New Castle News

January 30, 2013

Commission approves shale lease of Pulaski game lands

Debbie Wachter
New Castle News

NEW CASTLE — The Pennsylvania Game Commission will allow Hilcorp Energy Co. to extract oil and gas from game lands in Pulaski Township.

The eight-member commission Tuesday unanimously approved a restricted surface use oil and gas cooperative agreement for two tracts of state game land 150. Those tracts, totaling 586 acres, are on the south side of Route 208 near Route 551, and off Valley View Road.

Two Lawrence County residents presented testimony in Harrisburg over the weekend against the proposal.

Carrie Hahn of Volant and Martin Matteo of Pulaski gave the commission petitions protesting the use of the game lands for drilling and fracking.

Joe Neville, game commission director of information and education, commented Tuesday that, “Due to the small size of these two separate tracts and the privately held leases adjacent to the game lands, our staff recognized the potential loss of a significant amount of oil/gas revenue if we as an agency did not react in a prudent and environmentally conscious manner.”

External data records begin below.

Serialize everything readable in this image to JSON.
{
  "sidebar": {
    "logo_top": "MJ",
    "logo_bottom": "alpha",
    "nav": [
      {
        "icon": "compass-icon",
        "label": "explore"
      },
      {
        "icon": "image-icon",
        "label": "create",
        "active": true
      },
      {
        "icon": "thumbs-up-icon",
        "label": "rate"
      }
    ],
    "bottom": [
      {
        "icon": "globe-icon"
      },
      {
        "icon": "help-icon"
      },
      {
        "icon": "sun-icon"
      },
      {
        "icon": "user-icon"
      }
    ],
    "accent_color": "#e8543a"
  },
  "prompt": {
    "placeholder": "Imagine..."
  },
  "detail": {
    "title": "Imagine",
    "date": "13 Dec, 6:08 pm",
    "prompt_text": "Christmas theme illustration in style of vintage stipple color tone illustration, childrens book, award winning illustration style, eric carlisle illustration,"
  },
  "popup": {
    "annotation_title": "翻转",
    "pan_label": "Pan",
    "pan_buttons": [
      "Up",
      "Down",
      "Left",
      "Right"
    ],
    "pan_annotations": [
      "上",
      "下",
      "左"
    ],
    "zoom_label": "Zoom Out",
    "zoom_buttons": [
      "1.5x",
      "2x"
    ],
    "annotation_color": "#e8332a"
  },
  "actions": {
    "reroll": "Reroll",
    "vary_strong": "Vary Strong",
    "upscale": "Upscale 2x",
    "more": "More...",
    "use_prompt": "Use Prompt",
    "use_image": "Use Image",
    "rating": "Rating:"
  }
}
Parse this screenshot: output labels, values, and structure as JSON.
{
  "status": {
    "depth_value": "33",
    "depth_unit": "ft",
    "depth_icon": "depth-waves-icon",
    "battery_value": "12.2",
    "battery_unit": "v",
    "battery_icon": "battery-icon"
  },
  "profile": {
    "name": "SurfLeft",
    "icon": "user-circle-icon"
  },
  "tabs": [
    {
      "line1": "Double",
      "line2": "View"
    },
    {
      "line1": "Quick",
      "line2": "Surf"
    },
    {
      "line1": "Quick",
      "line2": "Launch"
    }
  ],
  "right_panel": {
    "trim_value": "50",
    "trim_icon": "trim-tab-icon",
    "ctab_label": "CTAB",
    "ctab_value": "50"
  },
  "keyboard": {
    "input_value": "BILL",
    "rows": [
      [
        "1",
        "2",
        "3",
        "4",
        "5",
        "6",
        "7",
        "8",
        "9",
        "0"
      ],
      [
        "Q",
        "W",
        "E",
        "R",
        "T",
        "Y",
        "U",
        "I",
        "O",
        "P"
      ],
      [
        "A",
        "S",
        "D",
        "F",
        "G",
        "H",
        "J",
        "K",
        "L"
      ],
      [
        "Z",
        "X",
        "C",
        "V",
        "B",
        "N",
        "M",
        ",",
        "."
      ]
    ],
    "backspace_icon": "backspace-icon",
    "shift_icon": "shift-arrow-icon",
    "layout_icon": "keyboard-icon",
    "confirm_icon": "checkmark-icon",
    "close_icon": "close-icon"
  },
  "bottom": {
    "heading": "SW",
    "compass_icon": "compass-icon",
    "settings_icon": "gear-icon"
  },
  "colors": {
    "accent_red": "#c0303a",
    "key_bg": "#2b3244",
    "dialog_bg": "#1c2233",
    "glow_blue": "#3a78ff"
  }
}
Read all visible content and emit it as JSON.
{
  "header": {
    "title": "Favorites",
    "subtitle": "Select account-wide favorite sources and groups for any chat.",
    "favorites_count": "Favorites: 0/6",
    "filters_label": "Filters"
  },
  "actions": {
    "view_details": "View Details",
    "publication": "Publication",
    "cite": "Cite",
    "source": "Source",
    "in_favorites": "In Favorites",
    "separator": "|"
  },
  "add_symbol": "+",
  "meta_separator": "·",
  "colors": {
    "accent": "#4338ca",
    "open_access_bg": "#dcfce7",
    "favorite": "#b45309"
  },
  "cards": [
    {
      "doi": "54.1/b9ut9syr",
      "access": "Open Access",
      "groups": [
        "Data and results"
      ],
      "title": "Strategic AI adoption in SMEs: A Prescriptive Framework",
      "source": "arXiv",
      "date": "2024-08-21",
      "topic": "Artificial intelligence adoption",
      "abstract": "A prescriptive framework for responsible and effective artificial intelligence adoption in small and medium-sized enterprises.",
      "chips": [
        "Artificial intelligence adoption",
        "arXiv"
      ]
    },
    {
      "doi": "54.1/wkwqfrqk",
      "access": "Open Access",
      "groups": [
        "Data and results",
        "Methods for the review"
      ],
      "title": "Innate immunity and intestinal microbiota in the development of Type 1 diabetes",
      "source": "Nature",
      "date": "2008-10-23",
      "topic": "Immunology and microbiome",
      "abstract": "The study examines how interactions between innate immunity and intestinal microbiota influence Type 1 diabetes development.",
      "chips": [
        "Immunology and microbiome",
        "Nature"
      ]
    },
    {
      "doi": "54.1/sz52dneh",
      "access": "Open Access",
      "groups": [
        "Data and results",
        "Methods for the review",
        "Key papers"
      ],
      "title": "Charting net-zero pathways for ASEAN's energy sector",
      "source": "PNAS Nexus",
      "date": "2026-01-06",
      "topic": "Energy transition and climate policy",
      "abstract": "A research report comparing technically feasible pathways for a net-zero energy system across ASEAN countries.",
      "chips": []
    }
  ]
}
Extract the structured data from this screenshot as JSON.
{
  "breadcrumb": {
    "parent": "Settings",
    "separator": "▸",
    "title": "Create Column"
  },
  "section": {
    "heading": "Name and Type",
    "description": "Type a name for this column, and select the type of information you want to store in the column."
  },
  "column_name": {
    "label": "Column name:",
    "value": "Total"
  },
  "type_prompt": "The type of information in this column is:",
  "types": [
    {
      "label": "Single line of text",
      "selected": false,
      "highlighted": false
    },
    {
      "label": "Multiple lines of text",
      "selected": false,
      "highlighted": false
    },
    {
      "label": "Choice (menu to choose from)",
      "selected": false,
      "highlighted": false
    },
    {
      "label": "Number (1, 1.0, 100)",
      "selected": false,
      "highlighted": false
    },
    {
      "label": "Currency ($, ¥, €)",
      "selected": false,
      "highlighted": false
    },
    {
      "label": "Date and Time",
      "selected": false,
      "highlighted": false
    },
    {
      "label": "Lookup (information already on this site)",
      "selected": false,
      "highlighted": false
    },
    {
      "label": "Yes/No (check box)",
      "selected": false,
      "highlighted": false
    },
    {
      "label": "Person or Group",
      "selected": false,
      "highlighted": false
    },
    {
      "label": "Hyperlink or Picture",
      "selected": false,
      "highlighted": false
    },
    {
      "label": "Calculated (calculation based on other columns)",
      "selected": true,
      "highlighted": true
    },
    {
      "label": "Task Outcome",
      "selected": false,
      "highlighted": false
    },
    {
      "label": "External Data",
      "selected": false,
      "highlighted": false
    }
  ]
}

The commission can now facilitate a restricted surface use lease and maximize its protection and management of its natural resources to the benefit of all sportsmen and wildlife, Neville said.

He noted that if the funding received from Hilcorp — $1.9 million plus 20 percent in royalties — can be used locally, it will be.

“We try, if there is any loss of usage to the public and sportsmen, to replace it somewhere nearby. That’s not always easy.”

The game commission had accepted public comment about the Pulaski project at its quarterly meeting.

Hahn and Matteo delivered the petitions that reportedly carried more than 4,700 online and in-person signatures. The documents protest the leasing and state that portions of the game lands lie within 1,000 feet of Pulaski Elementary School and within a 100-year flood zone.

The petition, posted online at, also contends that shale gas drilling poses environmental and health threats that include contamination of water supplies, destruction of public lands and increased air pollution.

“This took off much faster than we ever anticipated,” Hahn said, noting the petition was created Jan. 4.

The commission had advertised its Pulaski lands for leasing through competitive royalty bidding in October, and Hilcorp was the only bidder. The bid was opened Nov. 8.

The commission will receive a one-time bonus/rental payment of $3,250 per acre for a five-year paid-up agreement, and a minimum of 20 percent royalty of the value of oil, gas and condensate produced and sold from under the premises. The total bonus payment of $1,904,522 is to be deposited into a game fund account for the purchase of wildlife habitats, lands or other uses incidental to hunting, furtaking and wildlife management.

Oil and gas development will be regulated by the Pennsylvania Department of Environmental Protection and the commission’s standard restricted surface use oil and gas cooperative agreement, according to terms outlined in the game commission’s agenda.